* What needs to be done
Spot each line in the records below where the word "true" occurs, then copy it.

* Records from a collection
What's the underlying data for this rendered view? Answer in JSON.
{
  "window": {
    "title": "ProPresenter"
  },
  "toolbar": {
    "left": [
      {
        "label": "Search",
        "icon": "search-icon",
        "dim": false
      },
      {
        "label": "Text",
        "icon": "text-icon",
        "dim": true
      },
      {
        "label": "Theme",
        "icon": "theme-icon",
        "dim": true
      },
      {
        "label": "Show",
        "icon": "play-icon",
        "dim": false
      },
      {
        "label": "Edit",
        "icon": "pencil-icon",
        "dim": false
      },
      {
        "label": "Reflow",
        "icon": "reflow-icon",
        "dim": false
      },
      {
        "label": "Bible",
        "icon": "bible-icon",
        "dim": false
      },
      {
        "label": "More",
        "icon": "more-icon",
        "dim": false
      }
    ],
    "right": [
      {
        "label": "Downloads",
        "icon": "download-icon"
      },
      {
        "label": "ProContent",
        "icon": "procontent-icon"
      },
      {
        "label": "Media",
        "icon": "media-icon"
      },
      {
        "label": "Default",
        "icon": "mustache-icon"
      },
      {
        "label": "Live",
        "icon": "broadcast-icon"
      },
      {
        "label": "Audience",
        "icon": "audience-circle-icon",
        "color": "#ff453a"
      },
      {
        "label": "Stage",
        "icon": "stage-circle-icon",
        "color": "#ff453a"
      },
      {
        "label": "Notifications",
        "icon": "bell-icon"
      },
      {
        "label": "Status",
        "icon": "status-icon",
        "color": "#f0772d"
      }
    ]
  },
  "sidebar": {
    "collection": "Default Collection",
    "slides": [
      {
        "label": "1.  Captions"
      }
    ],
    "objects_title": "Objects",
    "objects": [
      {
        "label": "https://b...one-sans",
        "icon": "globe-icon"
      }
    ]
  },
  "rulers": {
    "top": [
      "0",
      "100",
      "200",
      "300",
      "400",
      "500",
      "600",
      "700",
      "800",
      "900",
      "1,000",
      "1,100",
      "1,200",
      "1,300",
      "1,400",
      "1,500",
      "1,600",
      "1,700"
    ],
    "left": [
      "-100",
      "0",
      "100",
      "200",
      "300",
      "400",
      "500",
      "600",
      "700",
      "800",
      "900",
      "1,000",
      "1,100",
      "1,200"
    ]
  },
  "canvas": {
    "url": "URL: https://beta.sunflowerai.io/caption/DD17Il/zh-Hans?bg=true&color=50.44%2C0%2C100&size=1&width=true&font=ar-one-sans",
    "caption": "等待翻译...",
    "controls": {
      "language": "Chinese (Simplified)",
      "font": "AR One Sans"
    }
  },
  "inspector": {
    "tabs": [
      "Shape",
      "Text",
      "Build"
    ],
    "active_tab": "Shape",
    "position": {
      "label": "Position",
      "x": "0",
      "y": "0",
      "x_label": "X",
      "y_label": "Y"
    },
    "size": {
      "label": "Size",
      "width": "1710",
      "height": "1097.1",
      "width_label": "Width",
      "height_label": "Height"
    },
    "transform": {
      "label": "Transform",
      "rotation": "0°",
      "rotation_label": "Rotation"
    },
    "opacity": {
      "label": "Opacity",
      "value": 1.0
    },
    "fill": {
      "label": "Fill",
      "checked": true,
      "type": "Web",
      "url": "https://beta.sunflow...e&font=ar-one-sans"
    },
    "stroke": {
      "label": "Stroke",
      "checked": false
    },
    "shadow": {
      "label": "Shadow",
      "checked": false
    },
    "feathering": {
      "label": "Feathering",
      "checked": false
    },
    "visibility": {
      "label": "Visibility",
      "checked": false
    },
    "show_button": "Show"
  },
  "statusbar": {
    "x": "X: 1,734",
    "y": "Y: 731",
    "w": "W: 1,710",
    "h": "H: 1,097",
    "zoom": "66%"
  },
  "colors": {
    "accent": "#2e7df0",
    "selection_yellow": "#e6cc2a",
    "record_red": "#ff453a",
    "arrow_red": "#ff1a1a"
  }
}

* Solution
        "dim": true
        "dim": true
    "url": "URL: https://beta.sunflowerai.io/caption/DD17Il/zh-Hans?bg=true&color=50.44%2C0%2C100&size=1&width=true&font=ar-one-sans",
      "checked": true,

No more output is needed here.